Taylor is an accomplished artist and musician and her albums include Tomboy Bride, Apt #6S and Shotgun. She has done a TEDX talk on her arts education initiative ConSenses, an effort dedicated to enlarging the scope of artistic collaboration, the recognition of art as a journey and the exploration of human perception. She has also established a record label.

Tickets for the pre-program VIP reception (which include program admission) are $125 and can be purchased through the Frederick Arts Council’s Eventbrite link at frederickartscouncil.org. General admission tickets are $25 and can be purchased on the Weinberg’s website at www.weinbergcenter.org.

Looking Out for People to Watch

We are preparing our annual “People to Watch” list, which will appear in the May issue of Frederick Magazine. This is a salute to local people who are contributing to the community —and we want to acknowledge them. Their gifts and talents may be in the arts, business, education or helping the less fortunate—just for starters. If you have a special person in mind, we’d love to hear from you. Send nominations to editor@fredmag.com.

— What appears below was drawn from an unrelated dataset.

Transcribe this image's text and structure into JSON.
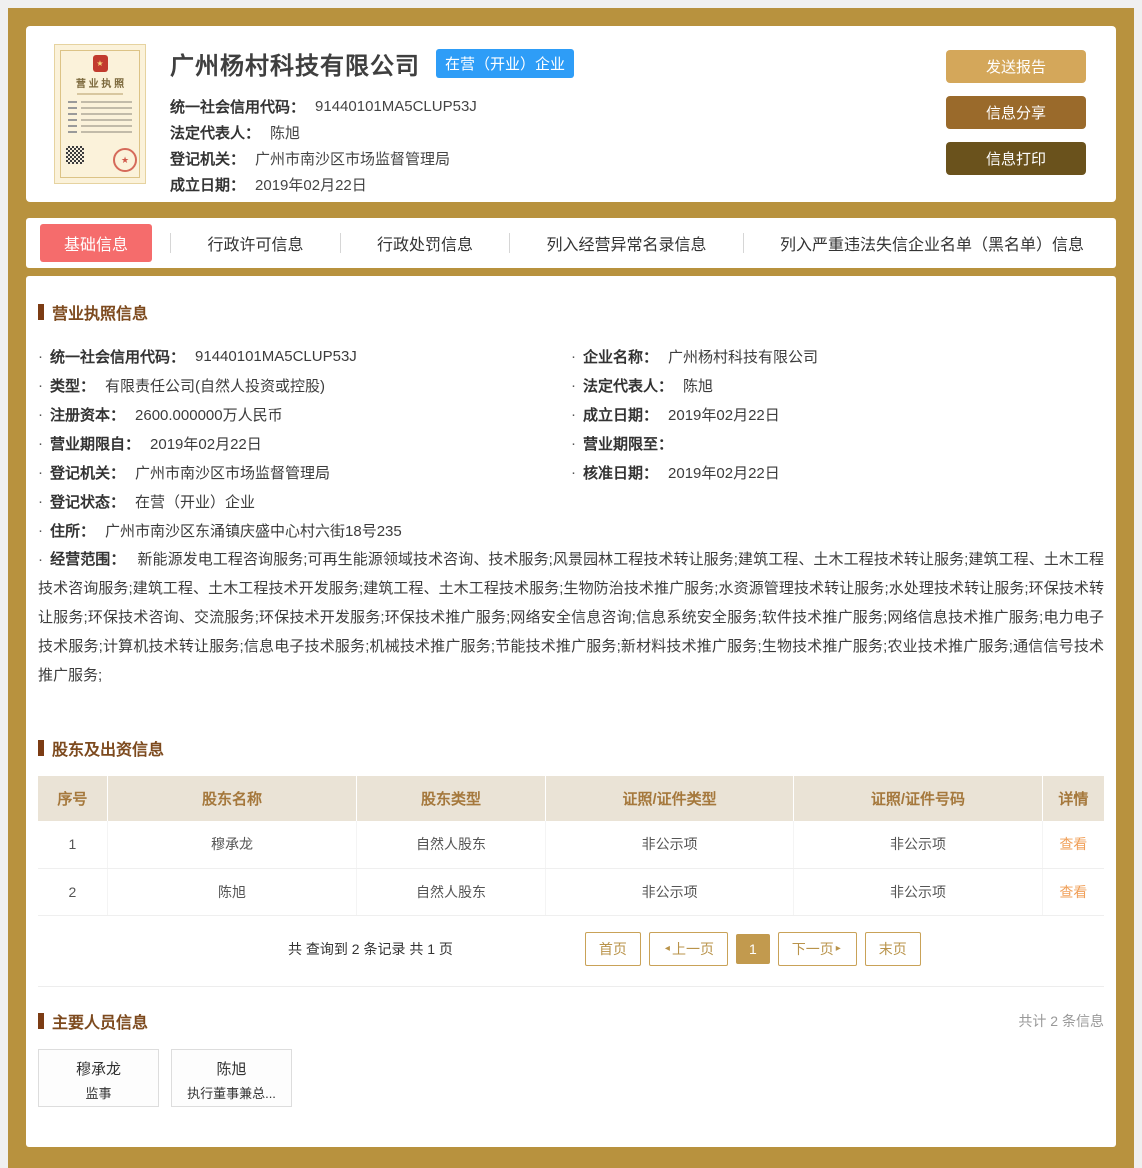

The Artist’s Life — And Gallery

Just like the layers of paint on her canvases, Gloria W. Condon has led a multi-faceted life, first as a farmer’s wife, mother of three sons and for 18 years owner and manager of an insurance agency. Since retiring from that career, Condon tried an art class at Frederick Community College in 2005 and has been painting ever since. “I’m certainly not a Grandma Moses,” she likes to say, but her enthusiasm for painting is apparent the minute you meet her.

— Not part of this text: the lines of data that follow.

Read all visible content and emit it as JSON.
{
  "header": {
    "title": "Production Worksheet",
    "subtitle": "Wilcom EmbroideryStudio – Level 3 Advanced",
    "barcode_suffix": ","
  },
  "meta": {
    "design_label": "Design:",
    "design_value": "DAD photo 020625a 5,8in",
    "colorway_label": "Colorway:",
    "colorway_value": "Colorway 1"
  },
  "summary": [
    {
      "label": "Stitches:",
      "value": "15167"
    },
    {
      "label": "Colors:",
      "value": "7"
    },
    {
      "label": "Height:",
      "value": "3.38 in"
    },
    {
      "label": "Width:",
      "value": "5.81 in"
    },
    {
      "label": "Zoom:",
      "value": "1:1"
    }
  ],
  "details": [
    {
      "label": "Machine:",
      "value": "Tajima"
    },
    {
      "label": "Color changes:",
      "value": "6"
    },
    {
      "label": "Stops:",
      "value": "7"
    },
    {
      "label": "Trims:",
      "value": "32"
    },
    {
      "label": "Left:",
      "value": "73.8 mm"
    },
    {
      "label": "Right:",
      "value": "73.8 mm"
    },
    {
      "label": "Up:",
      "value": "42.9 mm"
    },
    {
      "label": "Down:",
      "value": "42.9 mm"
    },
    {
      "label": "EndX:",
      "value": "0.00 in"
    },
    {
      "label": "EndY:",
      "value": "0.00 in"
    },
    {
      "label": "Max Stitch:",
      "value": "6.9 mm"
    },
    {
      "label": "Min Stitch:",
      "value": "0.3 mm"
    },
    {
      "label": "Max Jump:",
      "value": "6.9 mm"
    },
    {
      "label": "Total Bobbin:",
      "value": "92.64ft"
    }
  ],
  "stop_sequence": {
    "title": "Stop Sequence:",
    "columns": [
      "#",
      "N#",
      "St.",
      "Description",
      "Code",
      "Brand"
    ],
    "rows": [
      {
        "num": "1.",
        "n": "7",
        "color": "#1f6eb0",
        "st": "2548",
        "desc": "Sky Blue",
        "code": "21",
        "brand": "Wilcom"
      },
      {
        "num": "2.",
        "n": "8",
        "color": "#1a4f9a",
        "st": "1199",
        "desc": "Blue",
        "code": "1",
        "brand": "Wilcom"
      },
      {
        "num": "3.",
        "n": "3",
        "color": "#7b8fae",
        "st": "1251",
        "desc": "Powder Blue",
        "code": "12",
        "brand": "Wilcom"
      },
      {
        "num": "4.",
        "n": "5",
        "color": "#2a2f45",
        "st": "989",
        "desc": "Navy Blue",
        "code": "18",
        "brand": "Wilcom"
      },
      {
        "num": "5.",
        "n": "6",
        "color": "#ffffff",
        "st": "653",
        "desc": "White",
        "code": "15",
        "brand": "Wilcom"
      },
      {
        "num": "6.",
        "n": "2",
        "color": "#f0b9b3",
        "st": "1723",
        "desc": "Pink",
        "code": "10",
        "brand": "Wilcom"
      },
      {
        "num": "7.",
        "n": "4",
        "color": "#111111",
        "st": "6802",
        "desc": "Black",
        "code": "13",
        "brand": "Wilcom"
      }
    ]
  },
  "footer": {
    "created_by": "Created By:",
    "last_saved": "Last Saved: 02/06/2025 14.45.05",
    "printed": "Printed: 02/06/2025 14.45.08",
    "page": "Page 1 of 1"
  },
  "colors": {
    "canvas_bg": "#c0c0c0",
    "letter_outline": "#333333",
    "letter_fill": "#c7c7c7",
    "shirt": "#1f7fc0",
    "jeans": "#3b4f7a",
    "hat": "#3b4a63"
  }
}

“I love color,” she says, and in her daily life is always looking for subjects to paint, whether it’s meeting a stranger’s dog, noticing the majestic poses of two horses in a field or the way sunlight falls on a landscape. She has taken her love of art to another level recently with the opening of GWC Art Studio, 328 E. Patrick St., where she used to have her insurance office. Fellow artist friend Deborah Butts is a gallery partner.

With her beloved classical music playing in the background and an unfinished painting on an easel, Condon talks about her plans for the space, which include featuring other artists. For some this will be their first showing in a gallery. She also wants to encourage youngsters to display and sell their works and is offering charities a way to raise money through the gallery.

The space is small, but Condon uses every available inch, including hanging paintings in the rest room. She has a knack for pairing her art with an appropriate frame and in addition to her original oils she also sells prints of the paintings done at Imagination Center on 2nd Street. Tea, alpaca wool socks, greeting cards and handmade soap also have a niche as Condon likes to promote other local entrepreneurs.

Painters and photographers who will be showing at the gallery in the coming months include James Worthington, Ted Robertson, Rebecca Jackson, Hope Hollaand, Linda Zvaleaski, Peter Plant, Debbie Turotte, Chris Carr and Tom Saylor. www.gwc-artwork.com

Behind the Scenes

Ever wonder what happens backstage at the Weinberg Center for the Arts? The theater is offering free backstage tours on a regular basis, giving access to areas normally off-limits to the public. Through May, tours will start at 2 p.m. the first Tuesday of the month. No reservations are required; just show up at the box office ready to experience the backstage magic. Tours take 45-60 minutes. Beginning in June, tours will be offered on a more frequent basis. Private tours are also available, upon request, as well as shorter versions. Contact Rebecca O’Leary at 301-600-2870 or visit www.weinbergcenter.org/tours.